I believe that children’s interests are naturally vast but become gradually whittled down as they churn through the different stages of the educational system. Dominant cultural and social norms convince children or teenagers that they must eventually choose ‘one thing’. Study it. Get good at it. And get a job in it. Whilst this is relatively good advice, it’s not necessarily the best advice.
The human mind is a universe of inquiry and it thrives from constant stimulation, learning, exploration and adventure. We are all familiar with famed Renaissance individuals whose mastery spanned many different fields.
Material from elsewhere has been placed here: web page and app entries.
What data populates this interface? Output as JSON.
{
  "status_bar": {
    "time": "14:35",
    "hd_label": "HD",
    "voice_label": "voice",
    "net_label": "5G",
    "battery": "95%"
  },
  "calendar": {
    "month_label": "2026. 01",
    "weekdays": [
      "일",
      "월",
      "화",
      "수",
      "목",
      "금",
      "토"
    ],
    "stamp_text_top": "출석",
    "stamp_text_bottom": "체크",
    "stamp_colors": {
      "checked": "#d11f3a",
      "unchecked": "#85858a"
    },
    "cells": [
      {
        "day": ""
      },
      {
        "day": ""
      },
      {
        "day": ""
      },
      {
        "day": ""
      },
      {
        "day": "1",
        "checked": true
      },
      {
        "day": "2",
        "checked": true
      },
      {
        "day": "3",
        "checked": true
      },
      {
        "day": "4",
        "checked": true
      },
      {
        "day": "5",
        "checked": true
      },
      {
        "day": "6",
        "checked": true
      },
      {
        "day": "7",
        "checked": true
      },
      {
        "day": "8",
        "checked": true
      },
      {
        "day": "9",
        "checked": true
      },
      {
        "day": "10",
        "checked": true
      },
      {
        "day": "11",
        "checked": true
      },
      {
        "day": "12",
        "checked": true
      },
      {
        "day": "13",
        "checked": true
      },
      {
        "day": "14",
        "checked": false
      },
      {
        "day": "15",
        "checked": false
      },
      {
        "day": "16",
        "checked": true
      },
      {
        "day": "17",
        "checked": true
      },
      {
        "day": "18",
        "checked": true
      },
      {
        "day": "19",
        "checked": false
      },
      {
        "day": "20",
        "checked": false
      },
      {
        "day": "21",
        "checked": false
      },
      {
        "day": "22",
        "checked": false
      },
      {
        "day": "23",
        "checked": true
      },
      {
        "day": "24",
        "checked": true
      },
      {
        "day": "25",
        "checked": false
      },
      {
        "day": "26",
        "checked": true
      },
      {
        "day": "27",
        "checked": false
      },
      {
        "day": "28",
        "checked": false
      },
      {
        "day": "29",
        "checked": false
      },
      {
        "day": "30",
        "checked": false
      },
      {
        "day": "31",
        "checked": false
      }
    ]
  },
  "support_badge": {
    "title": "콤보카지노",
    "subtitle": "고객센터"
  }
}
And yet today, I think of the plethora of young millennials who are managing full time ‘traditional’ careers, with equally demanding (and lucrative) Youtube careers, all whilst fighting for social justice issues and Snapchat-documenting as they go along.
I’m thankful that this diverse and highly talented bunch is creating a wonderful counter-narrative to the one that crippled and confused me for many years. We are presenting the normalcy of having multiple interests and expertise in both ‘traditional’ academics whilst a flair for creative skills and entrepreneurship.
I remember a job interview I attended not long after I graduated from my master’s degree. I won’t go so far as to name the organisation but it was in the international development sector. By this time I was in the very early stages of setting up my business and had mentioned design as one of my interests. Sat in the middle of a three-person panel, the director asked me in a half-patronising and half-mocking tone how I would expect to succeed in a career in international development whilst also remaining interested in fashion design. I remember his words, said almost laughed out; ‘You’ll be running back and forth from the law courts to the warehouse’, he said.
I walked out of the interview onto the streets of central London. The sun was shining. And I felt a strange surge of determination to do – both. The organisation didn’t employ me, thankfully so. I look at what my life has become today, thriving in a role that fuses so many of my academic passions in development, law, politics and advocacy – all from the heart of Westminster. To my conscious fashion brand that is in the midst of releasing a third collection. And I can’t help but wonder about the narrative and very real pressure that convinced so many that they had to choose one.
So I write. As one of many ambidextrous millennials. Balancing ‘traditional’ careers with entrepreneurship and a flurry of other things that make me both deeply happy and constantly stimulated. I write to encourage others that it’s not impossible to live and work at the fullness of all the things that you are passionate about. So do both – or all. Let your own passions and schedules be the remit of what endeavours you pursue, as opposed to narrow doctrine about what an orthodox career path or millennial life should look like.
As always, do share your thoughts and experiences.